GIVEN INFORMATION
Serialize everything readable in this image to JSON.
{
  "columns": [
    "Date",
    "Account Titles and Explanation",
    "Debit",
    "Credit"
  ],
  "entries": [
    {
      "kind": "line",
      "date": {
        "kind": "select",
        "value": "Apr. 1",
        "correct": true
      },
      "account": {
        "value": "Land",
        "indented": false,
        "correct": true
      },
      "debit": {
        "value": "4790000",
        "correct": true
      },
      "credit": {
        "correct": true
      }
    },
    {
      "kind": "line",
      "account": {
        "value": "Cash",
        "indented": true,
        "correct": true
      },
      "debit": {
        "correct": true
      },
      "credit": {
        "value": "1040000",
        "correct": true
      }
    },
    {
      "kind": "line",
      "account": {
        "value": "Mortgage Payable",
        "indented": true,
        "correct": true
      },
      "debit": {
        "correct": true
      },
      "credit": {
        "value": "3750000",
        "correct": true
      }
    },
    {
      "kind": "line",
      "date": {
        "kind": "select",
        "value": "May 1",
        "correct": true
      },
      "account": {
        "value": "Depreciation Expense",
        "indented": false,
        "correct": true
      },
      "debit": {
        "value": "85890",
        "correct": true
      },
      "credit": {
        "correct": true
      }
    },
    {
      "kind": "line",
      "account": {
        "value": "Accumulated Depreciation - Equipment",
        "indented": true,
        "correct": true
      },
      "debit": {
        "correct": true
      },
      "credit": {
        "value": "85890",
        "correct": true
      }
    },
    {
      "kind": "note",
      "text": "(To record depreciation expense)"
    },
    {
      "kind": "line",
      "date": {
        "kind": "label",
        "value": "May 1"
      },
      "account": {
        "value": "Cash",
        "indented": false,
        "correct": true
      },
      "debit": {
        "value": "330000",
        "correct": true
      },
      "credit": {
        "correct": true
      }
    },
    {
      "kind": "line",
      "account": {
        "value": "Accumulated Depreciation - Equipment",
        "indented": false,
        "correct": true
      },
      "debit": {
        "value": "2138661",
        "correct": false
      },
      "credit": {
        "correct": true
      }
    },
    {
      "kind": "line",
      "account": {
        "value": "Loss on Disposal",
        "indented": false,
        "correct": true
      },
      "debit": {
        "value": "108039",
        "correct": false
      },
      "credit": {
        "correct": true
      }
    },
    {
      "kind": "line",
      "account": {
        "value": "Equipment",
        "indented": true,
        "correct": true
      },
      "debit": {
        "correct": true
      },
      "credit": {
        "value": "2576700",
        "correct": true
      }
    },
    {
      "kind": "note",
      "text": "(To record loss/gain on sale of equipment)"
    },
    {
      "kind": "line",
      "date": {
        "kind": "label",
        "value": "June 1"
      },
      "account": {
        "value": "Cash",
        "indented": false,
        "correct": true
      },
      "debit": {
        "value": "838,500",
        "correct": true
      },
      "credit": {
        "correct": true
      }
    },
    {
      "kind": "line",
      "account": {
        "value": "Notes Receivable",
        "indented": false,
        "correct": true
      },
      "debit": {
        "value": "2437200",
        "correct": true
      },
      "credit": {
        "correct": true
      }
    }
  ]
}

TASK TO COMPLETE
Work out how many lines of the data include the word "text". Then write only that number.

EXERCISE OUTPUT
2